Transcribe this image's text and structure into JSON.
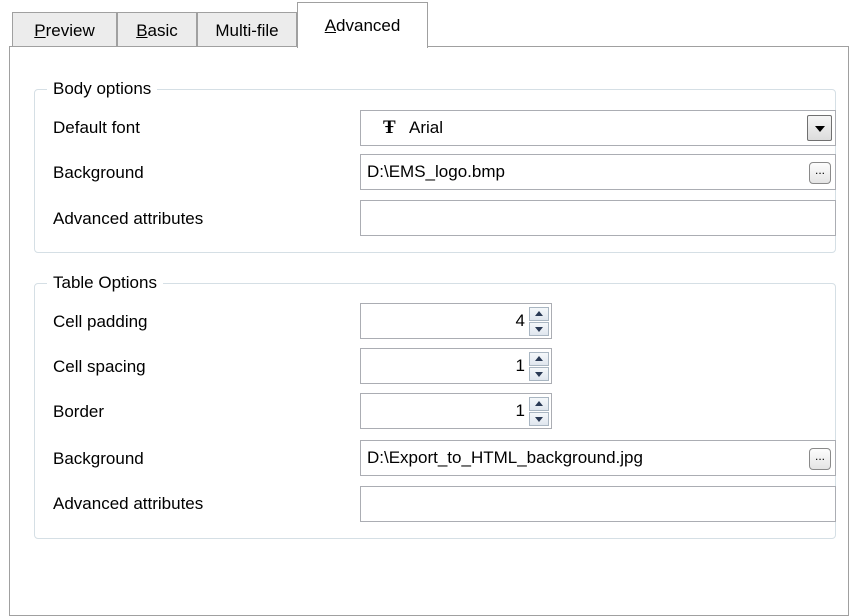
{
  "tabs": [
    {
      "label": "Preview",
      "accel": "P",
      "rest": "review"
    },
    {
      "label": "Basic",
      "accel": "B",
      "rest": "asic"
    },
    {
      "label": "Multi-file",
      "accel": "",
      "rest": "Multi-file"
    },
    {
      "label": "Advanced",
      "accel": "A",
      "rest": "dvanced"
    }
  ],
  "active_tab": "Advanced",
  "body_options": {
    "legend": "Body options",
    "default_font_label": "Default font",
    "default_font_value": "Arial",
    "font_icon_glyph": "Ŧ",
    "background_label": "Background",
    "background_value": "D:\\EMS_logo.bmp",
    "advanced_attributes_label": "Advanced attributes",
    "advanced_attributes_value": ""
  },
  "table_options": {
    "legend": "Table Options",
    "cell_padding_label": "Cell padding",
    "cell_padding_value": "4",
    "cell_spacing_label": "Cell spacing",
    "cell_spacing_value": "1",
    "border_label": "Border",
    "border_value": "1",
    "background_label": "Background",
    "background_value": "D:\\Export_to_HTML_background.jpg",
    "advanced_attributes_label": "Advanced attributes",
    "advanced_attributes_value": ""
  },
  "browse_button_label": "...",
  "icons": {
    "combo_arrow": "chevron-down-icon",
    "browse": "ellipsis-icon",
    "spin_up": "arrow-up-icon",
    "spin_down": "arrow-down-icon",
    "font": "truetype-font-icon"
  }
}
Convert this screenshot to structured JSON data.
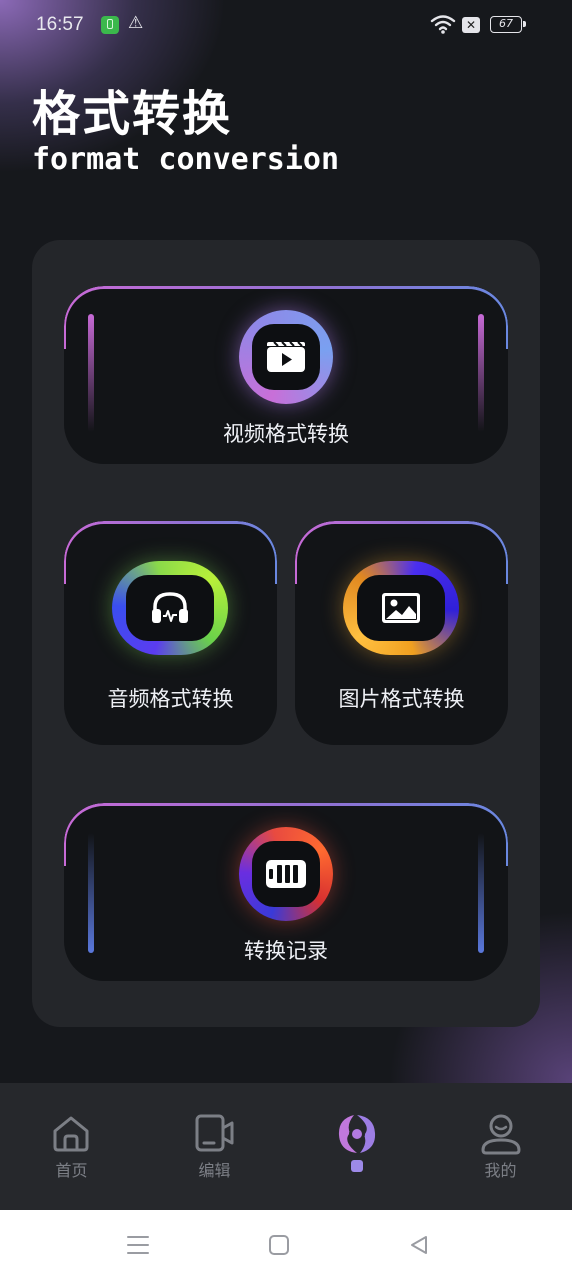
{
  "status": {
    "time": "16:57",
    "battery": "67"
  },
  "header": {
    "title": "格式转换",
    "subtitle": "format conversion"
  },
  "cards": {
    "video": "视频格式转换",
    "audio": "音频格式转换",
    "image": "图片格式转换",
    "history": "转换记录"
  },
  "nav": {
    "home": "首页",
    "edit": "编辑",
    "mine": "我的"
  },
  "colors": {
    "background": "#16181c",
    "panel": "#24262a",
    "card": "#121417",
    "accent_purple": "#c76ad6",
    "accent_blue": "#6a88e0",
    "nav_active": "#8f72d4"
  }
}
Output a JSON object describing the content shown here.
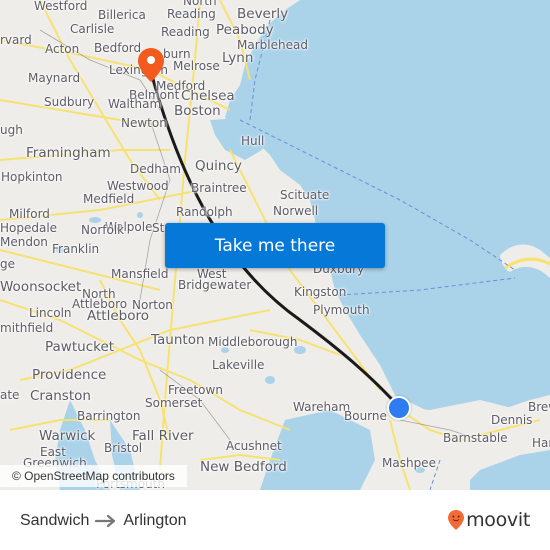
{
  "map": {
    "cta_label": "Take me there",
    "attribution": "© OpenStreetMap contributors",
    "colors": {
      "land": "#efede9",
      "water": "#aad3ea",
      "roads": "#f7e26b",
      "route_line": "#1a1a1a",
      "origin_dot": "#2f7bf2",
      "dest_pin": "#f25a1e",
      "cta": "#0679d8"
    },
    "places": [
      {
        "name": "Westford"
      },
      {
        "name": "North"
      },
      {
        "name": "Billerica"
      },
      {
        "name": "Reading"
      },
      {
        "name": "Beverly"
      },
      {
        "name": "rvard"
      },
      {
        "name": "Carlisle"
      },
      {
        "name": "Reading"
      },
      {
        "name": "Peabody"
      },
      {
        "name": "Marblehead"
      },
      {
        "name": "Acton"
      },
      {
        "name": "Bedford"
      },
      {
        "name": "burn"
      },
      {
        "name": "Lynn"
      },
      {
        "name": "Melrose"
      },
      {
        "name": "Maynard"
      },
      {
        "name": "Lexington"
      },
      {
        "name": "Medford"
      },
      {
        "name": "Chelsea"
      },
      {
        "name": "Sudbury"
      },
      {
        "name": "Belmont"
      },
      {
        "name": "Waltham"
      },
      {
        "name": "Boston"
      },
      {
        "name": "Newton"
      },
      {
        "name": "Hull"
      },
      {
        "name": "ugh"
      },
      {
        "name": "Framingham"
      },
      {
        "name": "Quincy"
      },
      {
        "name": "Dedham"
      },
      {
        "name": "Hopkinton"
      },
      {
        "name": "Westwood"
      },
      {
        "name": "Braintree"
      },
      {
        "name": "Scituate"
      },
      {
        "name": "Medfield"
      },
      {
        "name": "Randolph"
      },
      {
        "name": "Norwell"
      },
      {
        "name": "Milford"
      },
      {
        "name": "Walpole"
      },
      {
        "name": "Hopedale"
      },
      {
        "name": "Norfolk"
      },
      {
        "name": "Sto"
      },
      {
        "name": "Mendon"
      },
      {
        "name": "Franklin"
      },
      {
        "name": "ge"
      },
      {
        "name": "Mansfield"
      },
      {
        "name": "West"
      },
      {
        "name": "Duxbury"
      },
      {
        "name": "Bridgewater"
      },
      {
        "name": "Woonsocket"
      },
      {
        "name": "North"
      },
      {
        "name": "Kingston"
      },
      {
        "name": "Attleboro"
      },
      {
        "name": "Norton"
      },
      {
        "name": "Lincoln"
      },
      {
        "name": "Attleboro"
      },
      {
        "name": "Plymouth"
      },
      {
        "name": "mithfield"
      },
      {
        "name": "Taunton"
      },
      {
        "name": "Middleborough"
      },
      {
        "name": "Pawtucket"
      },
      {
        "name": "Lakeville"
      },
      {
        "name": "Providence"
      },
      {
        "name": "Freetown"
      },
      {
        "name": "ate"
      },
      {
        "name": "Cranston"
      },
      {
        "name": "Somerset"
      },
      {
        "name": "Wareham"
      },
      {
        "name": "Bourne"
      },
      {
        "name": "Brew"
      },
      {
        "name": "Barrington"
      },
      {
        "name": "Dennis"
      },
      {
        "name": "Warwick"
      },
      {
        "name": "Fall River"
      },
      {
        "name": "Barnstable"
      },
      {
        "name": "Har"
      },
      {
        "name": "East"
      },
      {
        "name": "Bristol"
      },
      {
        "name": "Acushnet"
      },
      {
        "name": "Greenwich"
      },
      {
        "name": "New Bedford"
      },
      {
        "name": "Mashpee"
      },
      {
        "name": "Portsmouth"
      }
    ],
    "origin_marker": "origin-dot",
    "destination_marker": "map-pin"
  },
  "footer": {
    "origin": "Sandwich",
    "destination": "Arlington",
    "arrow_icon": "arrow-right-icon",
    "brand": "moovit"
  }
}
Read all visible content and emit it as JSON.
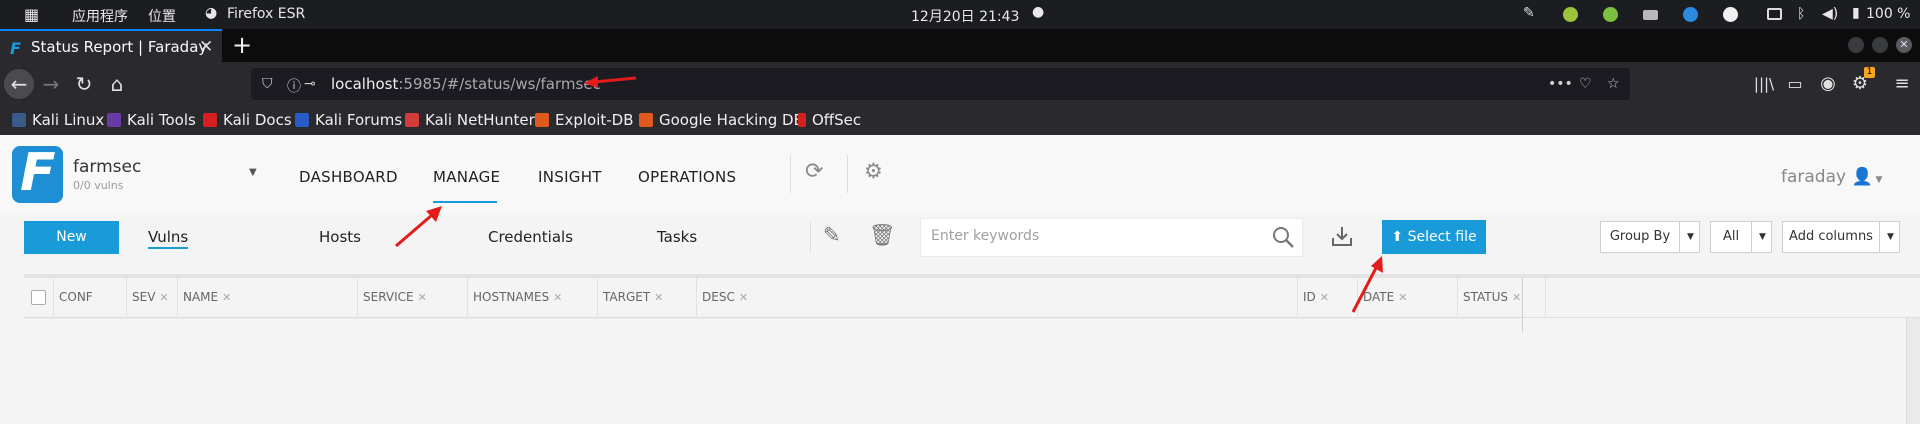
{
  "system_bar": {
    "apps_label": "应用程序",
    "places_label": "位置",
    "browser_label": "Firefox ESR",
    "datetime": "12月20日 21:43",
    "battery": "100 %",
    "update_badge": "1"
  },
  "tab": {
    "title": "Status Report | Faraday"
  },
  "urlbar": {
    "host": "localhost",
    "rest": ":5985/#/status/ws/farmsec"
  },
  "bookmarks": [
    {
      "label": "Kali Linux",
      "color": "#3a5a8a"
    },
    {
      "label": "Kali Tools",
      "color": "#6a3aa8"
    },
    {
      "label": "Kali Docs",
      "color": "#d42020"
    },
    {
      "label": "Kali Forums",
      "color": "#2a5ac8"
    },
    {
      "label": "Kali NetHunter",
      "color": "#d43a3a"
    },
    {
      "label": "Exploit-DB",
      "color": "#e05a20"
    },
    {
      "label": "Google Hacking DB",
      "color": "#e05a20"
    },
    {
      "label": "OffSec",
      "color": "#d42020"
    }
  ],
  "app": {
    "workspace_name": "farmsec",
    "workspace_vulns": "0/0 vulns",
    "nav": [
      "DASHBOARD",
      "MANAGE",
      "INSIGHT",
      "OPERATIONS"
    ],
    "user": "faraday",
    "accent": "#1a9bd9"
  },
  "toolbar": {
    "new_label": "New",
    "subtabs": [
      "Vulns",
      "Hosts",
      "Credentials",
      "Tasks"
    ],
    "search_placeholder": "Enter keywords",
    "select_file_label": "Select file",
    "group_by_label": "Group By",
    "all_label": "All",
    "add_columns_label": "Add columns"
  },
  "grid": {
    "columns": [
      "CONF",
      "SEV",
      "NAME",
      "SERVICE",
      "HOSTNAMES",
      "TARGET",
      "DESC",
      "ID",
      "DATE",
      "STATUS"
    ]
  }
}
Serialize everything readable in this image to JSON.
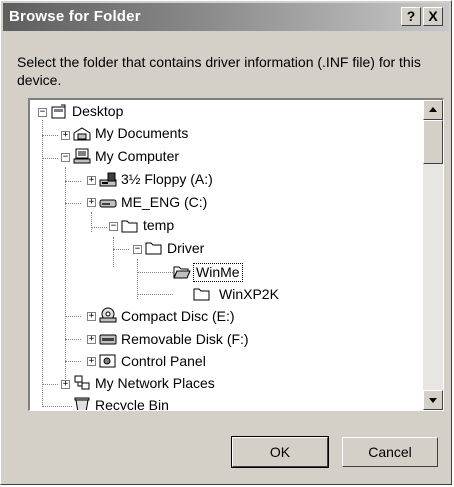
{
  "window": {
    "title": "Browse for Folder",
    "help_label": "?",
    "close_label": "X"
  },
  "instruction": "Select the folder that contains driver information (.INF file) for this device.",
  "tree": {
    "items": [
      {
        "label": "Desktop",
        "icon": "desktop-icon",
        "expander": "−"
      },
      {
        "label": "My Documents",
        "icon": "my-documents-icon",
        "expander": "+"
      },
      {
        "label": "My Computer",
        "icon": "my-computer-icon",
        "expander": "−"
      },
      {
        "label": "3½ Floppy (A:)",
        "icon": "floppy-drive-icon",
        "expander": "+"
      },
      {
        "label": "ME_ENG (C:)",
        "icon": "hard-drive-icon",
        "expander": "+"
      },
      {
        "label": "temp",
        "icon": "folder-icon",
        "expander": "−"
      },
      {
        "label": "Driver",
        "icon": "folder-icon",
        "expander": "−"
      },
      {
        "label": "WinMe",
        "icon": "open-folder-icon",
        "expander": "",
        "selected": true
      },
      {
        "label": "WinXP2K",
        "icon": "folder-icon",
        "expander": ""
      },
      {
        "label": "Compact Disc (E:)",
        "icon": "cd-drive-icon",
        "expander": "+"
      },
      {
        "label": "Removable Disk (F:)",
        "icon": "removable-disk-icon",
        "expander": "+"
      },
      {
        "label": "Control Panel",
        "icon": "control-panel-icon",
        "expander": "+"
      },
      {
        "label": "My Network Places",
        "icon": "network-places-icon",
        "expander": "+"
      },
      {
        "label": "Recycle Bin",
        "icon": "recycle-bin-icon",
        "expander": ""
      }
    ]
  },
  "buttons": {
    "ok_label": "OK",
    "cancel_label": "Cancel"
  }
}
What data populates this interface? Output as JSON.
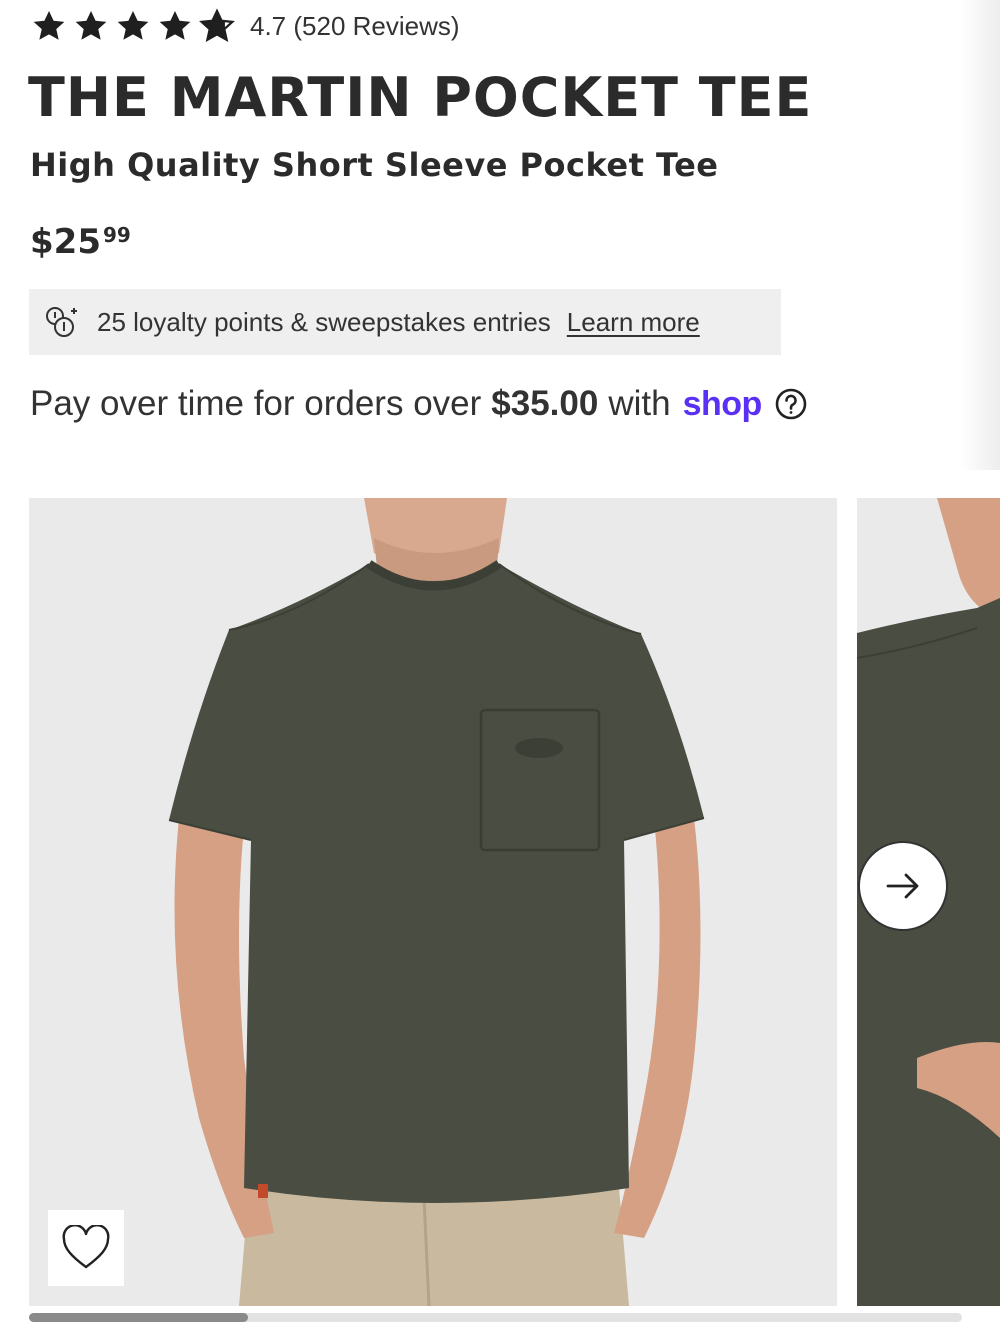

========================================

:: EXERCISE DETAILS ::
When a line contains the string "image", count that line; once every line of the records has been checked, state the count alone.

:: EXPECTED OUTPUT ::
3